Emerald Group Publishing Limited
Trends in production system research
Article Type: Guest editorial From: Journal of Manufacturing Technology Management, Volume 26, Issue 2
The eight papers contributed to this Special Issue of the Journal of Manufacturing Technology Management (JMTM) on trends in Production System Research reveal a rich variety of quality research studies, which attest to the continuing interest of researchers worldwide in exploring new ways to enhance the performance of production systems. The extent and depth of the different approaches used to advance the field are manifested in the discussions of the many results presented in this issue.
The first three papers deal with assembly and disassembly lines. In his paper titled “A technique for integrated modelling of manual and automatic assembly”, Cohen describes a comprehensive modelling framework that supports the assembly of moderate quantities of very complex products that require both worker guidance and automation.
Kalayci, Polat and Gupta, in their article “A variable neighbourhood search algorithm for disassembly lines” propose a variable neighbourhood search algorithm to solve the disassembly line balancing problem and the sequence-dependent disassembly line balancing problem on a paced disassembly line.
McGovern and Gupta in their contribution “Unified assembly- and disassembly-line model formulae” present six metrics for use in assembly and disassembly line sequencing and balancing. Three new metrics are then developed and applied to a simple case product selected for sequencing on an assembly line.
Another aspect dealt with in two of the articles is that of supply chain. Ebrahim Nejad and Kuzgunkaya in their study “On the value of response time characteristics in robust design of supply flow” develop a multi-stage robust optimization model to determine optimal strategic stock level and response speed of volume-flexible back-up supplier in order to mitigate disruptions and achieve a robust supply flow.
In an article entitled “An experimental investigation of lean management in aviation – avoiding unforced errors for better supply chain”, Raghu Kumar, Sharma and Agarwal identify important factors which constrain implementation and sustenance of lean strategies in the aviation industry, and ways to avoid slow attrition within annals of lean, based on information collected through survey and a case study.
The three remaining papers look, respectively, at the issues of operations strategy, workload control and scheduling. Jagoda and Kiridena in their investigation “Operations strategy processes and performance: insights from the contract apparel manufacturing industry” explore the significance and dynamics of alternative operations strategy processes, towards developing a more complete picture of the strategy process-context-performance nexus.

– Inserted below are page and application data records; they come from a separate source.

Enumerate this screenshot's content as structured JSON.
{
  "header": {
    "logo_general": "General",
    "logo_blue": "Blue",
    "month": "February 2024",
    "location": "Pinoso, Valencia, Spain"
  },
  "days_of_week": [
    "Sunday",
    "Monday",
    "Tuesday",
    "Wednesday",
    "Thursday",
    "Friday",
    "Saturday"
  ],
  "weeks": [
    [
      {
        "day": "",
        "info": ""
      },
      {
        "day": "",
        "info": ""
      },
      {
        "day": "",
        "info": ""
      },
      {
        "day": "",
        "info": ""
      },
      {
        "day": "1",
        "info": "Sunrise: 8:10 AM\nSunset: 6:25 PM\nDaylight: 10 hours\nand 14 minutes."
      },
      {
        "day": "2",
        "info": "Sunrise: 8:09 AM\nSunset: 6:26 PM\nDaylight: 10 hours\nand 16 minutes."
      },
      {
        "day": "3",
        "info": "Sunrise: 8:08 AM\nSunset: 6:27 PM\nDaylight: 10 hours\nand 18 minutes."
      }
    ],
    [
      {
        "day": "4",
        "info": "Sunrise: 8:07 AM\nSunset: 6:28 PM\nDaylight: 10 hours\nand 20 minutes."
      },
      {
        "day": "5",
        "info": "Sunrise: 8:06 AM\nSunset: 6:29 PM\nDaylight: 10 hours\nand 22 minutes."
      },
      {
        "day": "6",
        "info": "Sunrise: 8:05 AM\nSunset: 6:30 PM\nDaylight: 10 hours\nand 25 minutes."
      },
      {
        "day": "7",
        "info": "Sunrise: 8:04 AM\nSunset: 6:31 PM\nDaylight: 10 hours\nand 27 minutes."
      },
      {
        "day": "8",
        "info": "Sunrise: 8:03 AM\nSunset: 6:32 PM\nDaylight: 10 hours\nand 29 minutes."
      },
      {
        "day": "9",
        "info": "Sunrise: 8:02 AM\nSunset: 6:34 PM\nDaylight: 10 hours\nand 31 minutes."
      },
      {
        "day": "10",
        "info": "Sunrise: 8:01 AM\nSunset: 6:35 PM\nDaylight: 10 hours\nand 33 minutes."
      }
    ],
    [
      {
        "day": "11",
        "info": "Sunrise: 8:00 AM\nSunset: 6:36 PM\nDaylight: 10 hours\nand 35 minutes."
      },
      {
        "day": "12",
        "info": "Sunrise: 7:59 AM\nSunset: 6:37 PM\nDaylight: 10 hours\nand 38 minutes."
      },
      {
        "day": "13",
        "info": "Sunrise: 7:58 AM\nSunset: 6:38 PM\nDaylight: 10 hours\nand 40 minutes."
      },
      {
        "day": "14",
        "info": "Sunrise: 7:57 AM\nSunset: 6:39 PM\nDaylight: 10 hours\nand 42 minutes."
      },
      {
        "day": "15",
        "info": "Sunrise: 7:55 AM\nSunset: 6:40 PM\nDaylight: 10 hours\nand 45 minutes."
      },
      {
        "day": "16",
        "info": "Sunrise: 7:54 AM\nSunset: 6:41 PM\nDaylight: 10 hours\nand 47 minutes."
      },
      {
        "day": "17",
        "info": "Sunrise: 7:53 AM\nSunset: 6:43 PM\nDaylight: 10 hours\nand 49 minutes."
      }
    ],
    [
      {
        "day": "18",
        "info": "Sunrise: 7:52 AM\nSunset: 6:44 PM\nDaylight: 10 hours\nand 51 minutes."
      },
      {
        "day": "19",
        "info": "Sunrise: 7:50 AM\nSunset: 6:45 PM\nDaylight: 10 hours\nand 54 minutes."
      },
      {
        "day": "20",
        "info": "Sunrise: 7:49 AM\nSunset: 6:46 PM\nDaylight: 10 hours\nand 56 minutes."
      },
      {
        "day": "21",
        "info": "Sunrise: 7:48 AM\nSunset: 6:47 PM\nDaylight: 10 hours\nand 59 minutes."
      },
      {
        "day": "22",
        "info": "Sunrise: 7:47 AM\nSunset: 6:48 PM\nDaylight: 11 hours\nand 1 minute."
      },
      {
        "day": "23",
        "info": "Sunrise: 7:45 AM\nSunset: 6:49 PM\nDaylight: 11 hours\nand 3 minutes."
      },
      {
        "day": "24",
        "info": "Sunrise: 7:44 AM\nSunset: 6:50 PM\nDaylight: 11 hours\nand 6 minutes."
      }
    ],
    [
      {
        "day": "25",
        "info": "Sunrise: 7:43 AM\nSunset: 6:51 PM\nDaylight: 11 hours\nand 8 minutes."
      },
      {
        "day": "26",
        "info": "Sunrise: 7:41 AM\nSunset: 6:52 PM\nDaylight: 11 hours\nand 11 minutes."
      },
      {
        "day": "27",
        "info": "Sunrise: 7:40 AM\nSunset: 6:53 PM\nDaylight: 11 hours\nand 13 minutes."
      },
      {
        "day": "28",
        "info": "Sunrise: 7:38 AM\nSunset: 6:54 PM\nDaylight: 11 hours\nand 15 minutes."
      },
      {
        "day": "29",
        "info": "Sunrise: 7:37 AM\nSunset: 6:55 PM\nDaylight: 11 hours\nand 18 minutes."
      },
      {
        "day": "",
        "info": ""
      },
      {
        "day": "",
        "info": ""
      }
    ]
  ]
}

Data were collected from 109 contract apparel manufacturing firms in Sri Lanka and cluster analysis was used to identify alternative configurations of strategy process modes.
In “A case study of the successful implementation of workload control: a practitioner-led approach”, Silva, Stevenson and Thurer shed light on a successful implementation of workload control in which the implementation was practitioner (rather than researcher) led, whereas the researchers played a facilitating role.
Maleki and Taghavi Fard in the article “Evaluation of scheduling using triangular whitenization functions” investigate the grey systems theory as a method for standard time determination using triangular whitenization weight functions for an assembly activity at an Iranian company.
As Guest Editors, we have appreciated the rich and exciting opportunity to put together this Special Issue. Our thanks must go to the authors of the papers for their enthusiasm, patience and determination to provide their best efforts which permitted us to create this varied and interesting issue. We would also like to express our gratitude to the many reviewers (both of these papers and those that are finally not included), whose thorough and professional feedback provided great help and support to the authors to improve their papers.
Finally, we would like to express our warm thanks and gratitude to Professor David Bennett, ex-editor of JMTM, whose prompt, efficient and informative response to all of our queries immensely heartened and helped us over the many months needed to put this issue together. Our warm thanks must also go to Samantha Thompson, Managing Editor, Emerald Group Publishing Limited, whose timely advice and highly professional support was of great help throughout.
Dr Sabry Shaaban
ESC La Rochelle School of Business, France
Dr Abdul Salam Darwish
Manchester Trinity College, UK